Reflux Disease, GERD & LPR
Reflux is the backflow of stomach contents into
the esophagus and even into the throat. Gastroesophageal reflux disease (GERD)
is an abnormal flow of stomach contents into the esophagus, and laryngopharyngeal
reflux (LPR) is an abnormal flow of stomach and esophageal contents into the
Gastroesophageal Reflux Disease (GERD)
GERD is the disease that most
Americans think of as “reflux.” The most common symptoms are heartburn and
regurgitation. More atypical symptoms, such as cough, may occur in the absence
of heartburn or regurgitation symptoms.

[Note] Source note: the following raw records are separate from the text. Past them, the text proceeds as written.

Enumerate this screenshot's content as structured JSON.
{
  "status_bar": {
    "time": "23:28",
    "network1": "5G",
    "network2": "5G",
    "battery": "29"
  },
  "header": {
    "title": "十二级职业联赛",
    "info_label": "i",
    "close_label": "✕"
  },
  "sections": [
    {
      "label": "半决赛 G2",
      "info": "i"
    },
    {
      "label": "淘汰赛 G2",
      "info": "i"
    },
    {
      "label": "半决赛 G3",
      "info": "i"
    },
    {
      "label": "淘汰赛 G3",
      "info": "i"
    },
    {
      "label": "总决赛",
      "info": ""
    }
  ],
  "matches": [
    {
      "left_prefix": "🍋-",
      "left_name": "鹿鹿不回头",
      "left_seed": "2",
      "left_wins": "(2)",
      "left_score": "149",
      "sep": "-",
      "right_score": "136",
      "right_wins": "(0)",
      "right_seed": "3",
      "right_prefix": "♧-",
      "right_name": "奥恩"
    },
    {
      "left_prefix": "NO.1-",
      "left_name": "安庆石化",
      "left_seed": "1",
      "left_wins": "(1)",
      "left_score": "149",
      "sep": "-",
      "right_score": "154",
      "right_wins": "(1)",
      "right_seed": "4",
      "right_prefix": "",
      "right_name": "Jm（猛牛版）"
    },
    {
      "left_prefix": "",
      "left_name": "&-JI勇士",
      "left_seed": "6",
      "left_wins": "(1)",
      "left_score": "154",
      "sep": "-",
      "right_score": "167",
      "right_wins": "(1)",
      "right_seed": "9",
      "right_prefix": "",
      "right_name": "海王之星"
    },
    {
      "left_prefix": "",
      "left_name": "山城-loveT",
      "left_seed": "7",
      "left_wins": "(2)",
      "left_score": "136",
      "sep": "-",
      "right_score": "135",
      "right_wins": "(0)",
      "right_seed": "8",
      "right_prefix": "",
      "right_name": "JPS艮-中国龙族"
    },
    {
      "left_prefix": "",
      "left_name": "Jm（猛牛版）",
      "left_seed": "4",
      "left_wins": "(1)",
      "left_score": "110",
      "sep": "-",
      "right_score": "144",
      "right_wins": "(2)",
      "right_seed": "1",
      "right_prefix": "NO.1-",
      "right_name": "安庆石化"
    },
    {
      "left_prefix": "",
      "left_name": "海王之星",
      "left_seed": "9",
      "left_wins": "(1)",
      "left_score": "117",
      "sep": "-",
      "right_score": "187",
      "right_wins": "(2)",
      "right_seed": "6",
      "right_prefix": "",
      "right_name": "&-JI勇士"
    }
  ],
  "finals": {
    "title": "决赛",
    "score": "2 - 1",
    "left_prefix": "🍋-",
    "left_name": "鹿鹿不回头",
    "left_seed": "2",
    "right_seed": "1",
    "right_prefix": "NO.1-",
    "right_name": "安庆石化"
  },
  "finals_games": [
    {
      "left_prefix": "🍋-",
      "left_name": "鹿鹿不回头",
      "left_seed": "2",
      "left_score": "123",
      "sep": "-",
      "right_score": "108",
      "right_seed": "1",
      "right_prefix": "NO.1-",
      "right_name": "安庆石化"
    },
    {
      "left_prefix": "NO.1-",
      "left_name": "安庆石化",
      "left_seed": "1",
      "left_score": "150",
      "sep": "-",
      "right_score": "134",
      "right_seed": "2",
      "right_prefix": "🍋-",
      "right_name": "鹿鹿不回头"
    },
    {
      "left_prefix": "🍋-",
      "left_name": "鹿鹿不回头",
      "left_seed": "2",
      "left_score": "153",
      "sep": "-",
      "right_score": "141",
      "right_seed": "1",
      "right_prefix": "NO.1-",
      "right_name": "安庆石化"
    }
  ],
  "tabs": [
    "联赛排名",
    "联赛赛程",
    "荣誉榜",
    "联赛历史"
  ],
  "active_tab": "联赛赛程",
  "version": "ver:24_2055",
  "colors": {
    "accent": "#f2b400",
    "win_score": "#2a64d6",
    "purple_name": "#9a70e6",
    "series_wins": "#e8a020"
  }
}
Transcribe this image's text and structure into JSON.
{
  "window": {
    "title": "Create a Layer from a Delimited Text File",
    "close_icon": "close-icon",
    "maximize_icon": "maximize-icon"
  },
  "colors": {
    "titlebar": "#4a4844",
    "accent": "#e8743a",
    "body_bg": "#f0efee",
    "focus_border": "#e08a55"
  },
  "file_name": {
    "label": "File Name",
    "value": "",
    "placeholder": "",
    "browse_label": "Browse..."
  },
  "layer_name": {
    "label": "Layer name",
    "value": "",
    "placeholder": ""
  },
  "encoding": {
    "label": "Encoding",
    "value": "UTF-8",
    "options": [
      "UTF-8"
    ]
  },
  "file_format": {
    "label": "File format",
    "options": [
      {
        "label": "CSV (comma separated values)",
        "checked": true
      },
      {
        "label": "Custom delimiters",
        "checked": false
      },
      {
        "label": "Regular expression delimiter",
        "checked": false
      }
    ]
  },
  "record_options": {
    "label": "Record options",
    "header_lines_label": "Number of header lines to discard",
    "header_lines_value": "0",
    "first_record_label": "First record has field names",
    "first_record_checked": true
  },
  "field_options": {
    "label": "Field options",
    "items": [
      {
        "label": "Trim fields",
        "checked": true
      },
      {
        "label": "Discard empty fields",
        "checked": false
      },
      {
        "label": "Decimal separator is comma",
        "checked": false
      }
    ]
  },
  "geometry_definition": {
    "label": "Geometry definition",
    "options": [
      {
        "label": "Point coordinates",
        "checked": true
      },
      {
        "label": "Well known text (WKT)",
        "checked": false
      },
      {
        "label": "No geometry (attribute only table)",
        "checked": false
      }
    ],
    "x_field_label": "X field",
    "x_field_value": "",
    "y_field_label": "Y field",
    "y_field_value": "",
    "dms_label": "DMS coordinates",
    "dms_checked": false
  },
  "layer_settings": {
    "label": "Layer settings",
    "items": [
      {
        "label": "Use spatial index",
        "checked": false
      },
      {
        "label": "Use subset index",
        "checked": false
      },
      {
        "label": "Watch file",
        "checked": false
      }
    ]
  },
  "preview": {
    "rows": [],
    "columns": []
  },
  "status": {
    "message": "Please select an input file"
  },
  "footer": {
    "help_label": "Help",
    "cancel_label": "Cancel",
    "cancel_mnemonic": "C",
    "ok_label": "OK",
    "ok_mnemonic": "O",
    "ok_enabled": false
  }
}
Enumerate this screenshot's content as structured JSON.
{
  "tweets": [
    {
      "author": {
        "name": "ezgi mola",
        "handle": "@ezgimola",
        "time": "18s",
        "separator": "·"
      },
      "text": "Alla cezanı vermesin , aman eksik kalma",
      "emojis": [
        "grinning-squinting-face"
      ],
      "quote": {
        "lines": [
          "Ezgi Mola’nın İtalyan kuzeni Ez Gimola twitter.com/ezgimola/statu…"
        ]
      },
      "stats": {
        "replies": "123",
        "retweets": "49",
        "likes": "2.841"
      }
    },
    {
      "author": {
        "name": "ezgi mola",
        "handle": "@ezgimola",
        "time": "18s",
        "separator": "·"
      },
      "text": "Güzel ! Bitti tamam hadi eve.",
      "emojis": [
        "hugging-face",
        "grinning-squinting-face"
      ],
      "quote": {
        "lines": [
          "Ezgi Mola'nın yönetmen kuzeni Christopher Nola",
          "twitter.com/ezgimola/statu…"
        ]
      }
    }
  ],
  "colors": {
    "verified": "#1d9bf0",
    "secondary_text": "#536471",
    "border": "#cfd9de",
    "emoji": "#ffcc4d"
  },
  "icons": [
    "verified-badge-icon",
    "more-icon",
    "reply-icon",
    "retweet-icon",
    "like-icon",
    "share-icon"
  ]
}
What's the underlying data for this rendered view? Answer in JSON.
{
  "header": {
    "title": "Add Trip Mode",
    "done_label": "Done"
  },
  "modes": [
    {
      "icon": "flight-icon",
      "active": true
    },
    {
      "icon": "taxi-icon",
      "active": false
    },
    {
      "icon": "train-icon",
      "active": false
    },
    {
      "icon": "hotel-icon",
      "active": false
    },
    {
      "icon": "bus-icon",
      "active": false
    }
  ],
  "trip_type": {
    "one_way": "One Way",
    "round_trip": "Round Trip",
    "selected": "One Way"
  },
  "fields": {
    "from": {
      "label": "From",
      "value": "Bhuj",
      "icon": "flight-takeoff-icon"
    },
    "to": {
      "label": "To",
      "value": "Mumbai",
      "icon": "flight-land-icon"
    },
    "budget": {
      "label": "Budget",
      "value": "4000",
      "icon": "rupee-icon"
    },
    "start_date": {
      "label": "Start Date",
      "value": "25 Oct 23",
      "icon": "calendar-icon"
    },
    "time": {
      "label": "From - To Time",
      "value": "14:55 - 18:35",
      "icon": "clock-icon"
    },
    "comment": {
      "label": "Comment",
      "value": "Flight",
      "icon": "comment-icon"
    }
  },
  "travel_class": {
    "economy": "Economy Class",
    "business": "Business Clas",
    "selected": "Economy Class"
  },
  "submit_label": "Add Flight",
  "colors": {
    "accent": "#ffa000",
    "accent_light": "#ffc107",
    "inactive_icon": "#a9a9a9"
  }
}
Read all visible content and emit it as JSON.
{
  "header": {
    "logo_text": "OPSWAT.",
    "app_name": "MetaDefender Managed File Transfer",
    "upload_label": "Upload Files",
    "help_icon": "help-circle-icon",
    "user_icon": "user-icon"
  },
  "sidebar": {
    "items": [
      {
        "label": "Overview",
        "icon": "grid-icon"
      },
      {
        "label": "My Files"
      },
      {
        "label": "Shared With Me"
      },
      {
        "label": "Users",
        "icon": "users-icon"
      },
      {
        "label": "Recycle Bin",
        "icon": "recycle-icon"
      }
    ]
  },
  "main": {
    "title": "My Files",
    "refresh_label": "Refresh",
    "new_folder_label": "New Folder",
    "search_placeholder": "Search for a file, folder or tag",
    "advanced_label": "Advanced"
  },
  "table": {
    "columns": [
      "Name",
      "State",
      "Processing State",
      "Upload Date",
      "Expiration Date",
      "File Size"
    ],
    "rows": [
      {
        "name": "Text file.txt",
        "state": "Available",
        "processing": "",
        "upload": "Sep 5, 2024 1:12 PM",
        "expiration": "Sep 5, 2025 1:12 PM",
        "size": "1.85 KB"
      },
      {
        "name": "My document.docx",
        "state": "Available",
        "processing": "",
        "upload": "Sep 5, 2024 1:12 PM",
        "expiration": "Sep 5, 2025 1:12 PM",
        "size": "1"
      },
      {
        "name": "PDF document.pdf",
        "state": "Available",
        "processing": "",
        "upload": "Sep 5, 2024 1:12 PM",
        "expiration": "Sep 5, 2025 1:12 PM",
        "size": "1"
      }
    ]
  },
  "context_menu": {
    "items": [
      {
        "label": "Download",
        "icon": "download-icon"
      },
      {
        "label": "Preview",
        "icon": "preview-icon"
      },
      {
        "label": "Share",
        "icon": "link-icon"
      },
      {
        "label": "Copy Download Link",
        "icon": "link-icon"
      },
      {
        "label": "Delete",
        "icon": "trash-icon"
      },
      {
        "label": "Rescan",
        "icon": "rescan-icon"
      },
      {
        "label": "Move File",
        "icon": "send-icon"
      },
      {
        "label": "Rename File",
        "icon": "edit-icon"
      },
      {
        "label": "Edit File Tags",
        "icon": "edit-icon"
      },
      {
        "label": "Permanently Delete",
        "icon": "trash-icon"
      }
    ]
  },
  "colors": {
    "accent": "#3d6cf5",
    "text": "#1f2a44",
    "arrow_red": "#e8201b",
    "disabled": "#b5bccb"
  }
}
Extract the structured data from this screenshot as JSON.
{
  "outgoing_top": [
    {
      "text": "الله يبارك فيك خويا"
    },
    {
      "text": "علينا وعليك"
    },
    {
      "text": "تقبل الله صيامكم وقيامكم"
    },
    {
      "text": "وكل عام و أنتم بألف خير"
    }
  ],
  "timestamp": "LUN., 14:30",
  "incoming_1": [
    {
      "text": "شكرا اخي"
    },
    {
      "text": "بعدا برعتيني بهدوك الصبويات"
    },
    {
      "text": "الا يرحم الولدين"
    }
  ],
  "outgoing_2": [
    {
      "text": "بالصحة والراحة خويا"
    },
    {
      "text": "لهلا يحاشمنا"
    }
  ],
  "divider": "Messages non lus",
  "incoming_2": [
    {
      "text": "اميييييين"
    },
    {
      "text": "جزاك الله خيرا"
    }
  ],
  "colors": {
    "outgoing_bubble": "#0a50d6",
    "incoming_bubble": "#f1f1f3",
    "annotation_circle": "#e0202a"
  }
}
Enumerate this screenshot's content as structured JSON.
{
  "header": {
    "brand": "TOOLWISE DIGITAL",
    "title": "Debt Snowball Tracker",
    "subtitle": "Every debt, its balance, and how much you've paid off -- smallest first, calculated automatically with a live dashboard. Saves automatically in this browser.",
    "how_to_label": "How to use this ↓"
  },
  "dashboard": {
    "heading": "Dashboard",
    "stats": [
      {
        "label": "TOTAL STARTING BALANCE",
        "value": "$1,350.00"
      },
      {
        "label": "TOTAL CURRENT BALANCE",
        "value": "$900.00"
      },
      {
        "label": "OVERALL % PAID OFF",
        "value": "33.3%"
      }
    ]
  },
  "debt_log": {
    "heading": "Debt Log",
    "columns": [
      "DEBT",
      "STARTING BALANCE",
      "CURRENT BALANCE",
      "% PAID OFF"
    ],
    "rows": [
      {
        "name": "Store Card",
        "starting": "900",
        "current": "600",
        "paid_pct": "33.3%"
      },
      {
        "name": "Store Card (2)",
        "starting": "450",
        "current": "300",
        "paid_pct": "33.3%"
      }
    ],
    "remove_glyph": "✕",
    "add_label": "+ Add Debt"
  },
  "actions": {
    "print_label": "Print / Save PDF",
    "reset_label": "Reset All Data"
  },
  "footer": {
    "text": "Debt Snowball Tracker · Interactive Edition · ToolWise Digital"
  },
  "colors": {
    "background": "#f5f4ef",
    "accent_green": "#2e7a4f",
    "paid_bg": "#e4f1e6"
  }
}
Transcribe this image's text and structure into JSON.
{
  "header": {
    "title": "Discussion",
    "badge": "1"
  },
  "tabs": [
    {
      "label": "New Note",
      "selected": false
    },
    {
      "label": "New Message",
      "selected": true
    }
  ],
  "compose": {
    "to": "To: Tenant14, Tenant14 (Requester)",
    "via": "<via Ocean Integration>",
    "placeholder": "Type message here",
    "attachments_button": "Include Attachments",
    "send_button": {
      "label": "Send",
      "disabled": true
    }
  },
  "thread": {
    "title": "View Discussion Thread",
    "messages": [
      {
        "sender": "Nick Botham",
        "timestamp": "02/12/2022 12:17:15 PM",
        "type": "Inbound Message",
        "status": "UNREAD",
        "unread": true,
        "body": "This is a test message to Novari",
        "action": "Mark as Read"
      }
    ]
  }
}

The esophagus is designed to
resist injury from reflux, and GERD symptoms do not typically occur until there
is excessive exposure of the esophagus to stomach contents (for example, more
than 50 reflux episodes in a 24 hour period). This type of exposure can lead to
esophageal erosions, strictures, Barrett’s esophagus and even cancer. While acid is one of the harmful components
of reflux, a more important component to GERD is the digestive enzyme pepsin, which is
only active in an acidic environment.
The most effective reflux
medications only control acid and do not actually prevent GERD from
occurring. Even when the reflux is not acidic, it can still cause symptoms
(sometimes called non-acid reflux). While lifestyle modifications are
particularly important in the treatment of GERD, some people may choose to have
an abdominal surgery.
Laryngopharyngeal Reflux Disease (LPR)
LPR may be present in up to 50% of
people with voice problems. The voice box and throat are very susceptible to
damage from acid and pepsin, and as few as three episodes a week can cause
damage resulting in LPR. This explains why many people with LPR do not have the typical GERD
symptoms of heartburn and regurgitation.
Symptoms of LPR may include:
- Globus (lump
in the throat)
More serious consequences of LPR
stenosis, spasm of the vocal folds, granulomas and
cancer. Acid production needs to be more tightly controlled for LPR than for
GERD, so treatment is often very aggressive (sometimes double or triple the
dosage of medication used for GERD). LPR symptoms may not start to improve
until several months after treatment begins.
LPR can be diagnosed based on laryngeal
examination and symptoms. Sometimes a trial of reflux medication is used to
make the diagnosis. 24-hour pH testing is often used to diagnose reflux
Make an Appointment
If you are suffering from reflux, GERD or LPR, call 716-WAKE or request an appointment online.